You don't know what's coming next, technology is like that. It is changing so rapidly. We need to be able to learn, we need to stay intellectually curious. because that which you are committed to today may actually sunset and something new will come next. Judith Rothrock, Client Partner and Vice President, Retail & Consumer Packaged Goods at HCL
The five ‘American world superpowers’, who rule the digital market and impact our daily lives, are Google, Apple, Facebook, Amazon and Microsoft (GAFAM), and in 2020 it was revealed that only 25% of GAFAM employees were female. (Source: Statista).
It was also reported in the same year, most men (63%) in technology considered their workplaces to be diverse, in terms of gender, however, only 47% of women agreed that this was the case, with 36% admitting they hadn’t seen anything to display any efforts to close the gender gap. (Source: TechRadius). Another interesting fact revealed that only 37% of tech startups have at least one woman on the board of directors, in comparison to men which is 63%. (Source: sbv).
Possible solutions to overcoming the gender gap
It’s not all bad though, there are many organisations out there who actively encourage women into STEM roles: ‘Women in Tech’, an international non-profit organisation, claim the gap has widened over the past forty years, with only 1 in 5 women employed in technology, but their aim is to change that figure with their mentoring programmes, which currently span six continents. They believe that if young people are taught that women can and are successful in technology, it will encourage women to reconsider their career aspirations.
As it stands, many women have admitted they feel they have to work much harder than their male colleagues to prove their worth in the company, but if schools and universities worked harder to promote STEM roles to younger people, more would graduate and progress into the workforce, ultimately reducing the gender gap.
Other suggestions have included publishing salaries within companies to remove suspicion, encouraging staff to speak out about gender discrimination and promoting mentorships for woman in tech to inspire them to consider these roles, and also support them throughout their careers. Readdressing benefits such as working from home and flexible hours are also factors in attracting women into the industry. It would also help if companies took the lead and actively aimed to employ a more appropriate percentage of women in their company.
Breaking the bias
Of course, not all companies have obstacles in the way for women and indeed there are some fantastic companies that have provided excellent experiences for women. Whether it’s down to forward-thinking businesses or confident females working within those industries, it’s definitely a step in the right direction.
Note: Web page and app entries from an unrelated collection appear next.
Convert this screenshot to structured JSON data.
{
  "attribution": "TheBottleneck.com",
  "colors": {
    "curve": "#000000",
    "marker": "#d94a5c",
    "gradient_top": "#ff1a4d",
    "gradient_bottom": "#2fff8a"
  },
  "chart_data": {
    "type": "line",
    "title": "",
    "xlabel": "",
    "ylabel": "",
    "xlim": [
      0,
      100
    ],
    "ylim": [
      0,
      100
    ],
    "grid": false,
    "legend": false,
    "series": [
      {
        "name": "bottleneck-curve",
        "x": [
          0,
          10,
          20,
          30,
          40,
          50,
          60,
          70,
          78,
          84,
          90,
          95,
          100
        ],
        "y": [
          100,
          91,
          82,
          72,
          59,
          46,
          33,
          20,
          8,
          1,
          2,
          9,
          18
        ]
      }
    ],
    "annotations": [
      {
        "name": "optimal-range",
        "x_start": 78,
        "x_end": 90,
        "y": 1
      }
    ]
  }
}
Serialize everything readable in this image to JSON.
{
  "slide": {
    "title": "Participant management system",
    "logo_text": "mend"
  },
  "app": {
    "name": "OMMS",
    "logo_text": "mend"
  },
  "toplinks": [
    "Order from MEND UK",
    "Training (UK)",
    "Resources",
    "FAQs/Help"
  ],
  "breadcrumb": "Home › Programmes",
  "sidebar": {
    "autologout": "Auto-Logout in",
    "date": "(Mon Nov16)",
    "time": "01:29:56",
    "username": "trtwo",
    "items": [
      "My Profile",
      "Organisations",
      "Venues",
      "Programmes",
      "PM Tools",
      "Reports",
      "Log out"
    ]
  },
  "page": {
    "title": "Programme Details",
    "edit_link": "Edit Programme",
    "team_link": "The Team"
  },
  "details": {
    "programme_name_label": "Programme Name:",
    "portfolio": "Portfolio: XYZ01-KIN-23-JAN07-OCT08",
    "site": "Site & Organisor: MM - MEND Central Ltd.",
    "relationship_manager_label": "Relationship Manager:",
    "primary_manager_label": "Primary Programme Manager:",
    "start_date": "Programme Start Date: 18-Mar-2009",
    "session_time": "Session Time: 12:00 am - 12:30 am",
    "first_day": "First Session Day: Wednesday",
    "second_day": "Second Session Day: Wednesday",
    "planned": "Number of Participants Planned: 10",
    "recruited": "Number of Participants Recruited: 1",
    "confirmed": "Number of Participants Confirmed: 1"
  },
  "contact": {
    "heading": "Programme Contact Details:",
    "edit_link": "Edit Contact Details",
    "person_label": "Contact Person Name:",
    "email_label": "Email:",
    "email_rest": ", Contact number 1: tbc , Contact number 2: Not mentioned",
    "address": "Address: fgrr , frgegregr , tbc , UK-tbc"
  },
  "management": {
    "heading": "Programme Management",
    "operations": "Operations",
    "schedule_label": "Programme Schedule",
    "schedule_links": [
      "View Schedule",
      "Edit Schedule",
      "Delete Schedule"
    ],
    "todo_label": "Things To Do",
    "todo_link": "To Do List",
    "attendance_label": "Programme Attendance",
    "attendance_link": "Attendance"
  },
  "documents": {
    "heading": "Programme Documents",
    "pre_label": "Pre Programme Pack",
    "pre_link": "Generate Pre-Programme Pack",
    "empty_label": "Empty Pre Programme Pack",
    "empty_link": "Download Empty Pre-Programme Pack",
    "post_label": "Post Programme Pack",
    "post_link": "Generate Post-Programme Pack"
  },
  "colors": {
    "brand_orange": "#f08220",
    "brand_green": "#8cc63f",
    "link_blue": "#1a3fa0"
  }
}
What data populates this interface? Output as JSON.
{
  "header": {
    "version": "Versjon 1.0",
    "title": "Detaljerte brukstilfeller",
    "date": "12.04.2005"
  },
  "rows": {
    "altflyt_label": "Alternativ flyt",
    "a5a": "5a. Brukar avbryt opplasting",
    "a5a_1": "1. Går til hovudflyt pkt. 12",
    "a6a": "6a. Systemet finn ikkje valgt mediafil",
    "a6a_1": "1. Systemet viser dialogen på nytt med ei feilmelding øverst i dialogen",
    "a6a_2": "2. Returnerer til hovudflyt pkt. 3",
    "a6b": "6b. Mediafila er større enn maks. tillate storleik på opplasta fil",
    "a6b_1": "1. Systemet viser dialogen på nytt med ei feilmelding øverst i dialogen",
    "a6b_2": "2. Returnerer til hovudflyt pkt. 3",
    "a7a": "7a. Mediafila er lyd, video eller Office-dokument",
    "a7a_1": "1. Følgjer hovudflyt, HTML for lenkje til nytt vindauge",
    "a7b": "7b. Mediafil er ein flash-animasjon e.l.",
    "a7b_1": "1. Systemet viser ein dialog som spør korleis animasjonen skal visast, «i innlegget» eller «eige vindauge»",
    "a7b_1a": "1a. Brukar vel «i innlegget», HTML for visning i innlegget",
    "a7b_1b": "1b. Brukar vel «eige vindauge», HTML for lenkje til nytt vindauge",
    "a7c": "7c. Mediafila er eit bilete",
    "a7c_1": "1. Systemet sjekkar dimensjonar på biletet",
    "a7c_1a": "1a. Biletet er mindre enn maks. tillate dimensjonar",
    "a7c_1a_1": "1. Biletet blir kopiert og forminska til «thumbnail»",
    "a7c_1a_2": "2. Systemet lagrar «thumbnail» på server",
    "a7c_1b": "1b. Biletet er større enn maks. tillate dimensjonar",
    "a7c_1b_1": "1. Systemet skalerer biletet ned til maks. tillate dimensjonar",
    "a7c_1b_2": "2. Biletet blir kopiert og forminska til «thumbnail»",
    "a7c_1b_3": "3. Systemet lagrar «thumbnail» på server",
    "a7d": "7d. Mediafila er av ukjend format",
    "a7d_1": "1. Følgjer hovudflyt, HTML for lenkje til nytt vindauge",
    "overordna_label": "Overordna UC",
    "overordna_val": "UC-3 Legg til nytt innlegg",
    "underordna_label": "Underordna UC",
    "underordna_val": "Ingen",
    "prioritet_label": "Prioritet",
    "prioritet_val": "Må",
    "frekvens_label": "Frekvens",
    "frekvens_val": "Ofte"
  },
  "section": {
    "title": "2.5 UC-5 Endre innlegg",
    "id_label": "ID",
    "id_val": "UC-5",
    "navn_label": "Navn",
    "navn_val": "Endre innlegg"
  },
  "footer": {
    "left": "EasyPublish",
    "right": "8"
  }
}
Diversity is good for everyone, research by Gartner shows that companies with higher levels of equal representation are more profitable and companies with at least one woman on the board of directors outperform those without any women by 26%.
I want my children to grow up in a world where each and every single woman has a voice and is treated fairly. Over a hundred years ago, women took to the streets to protest the right to vote, ask for shorter working hours and better pay, and in 1918 women gained the right to vote in the UK although, 37yrs before that, women who owned property in the Isle of Man were given the right to vote.
More than 100 years later, progress has been made, in terms of equality, but there is still a long way to go, particularly in professional jobs and salaries, and until there is a significant improvement, women around the globe will use their voices to be heard. Perhaps if women hadn’t been side-lined in computing all those years ago and had continued to play a big part and develop their careers, the gap in technology would be very different today.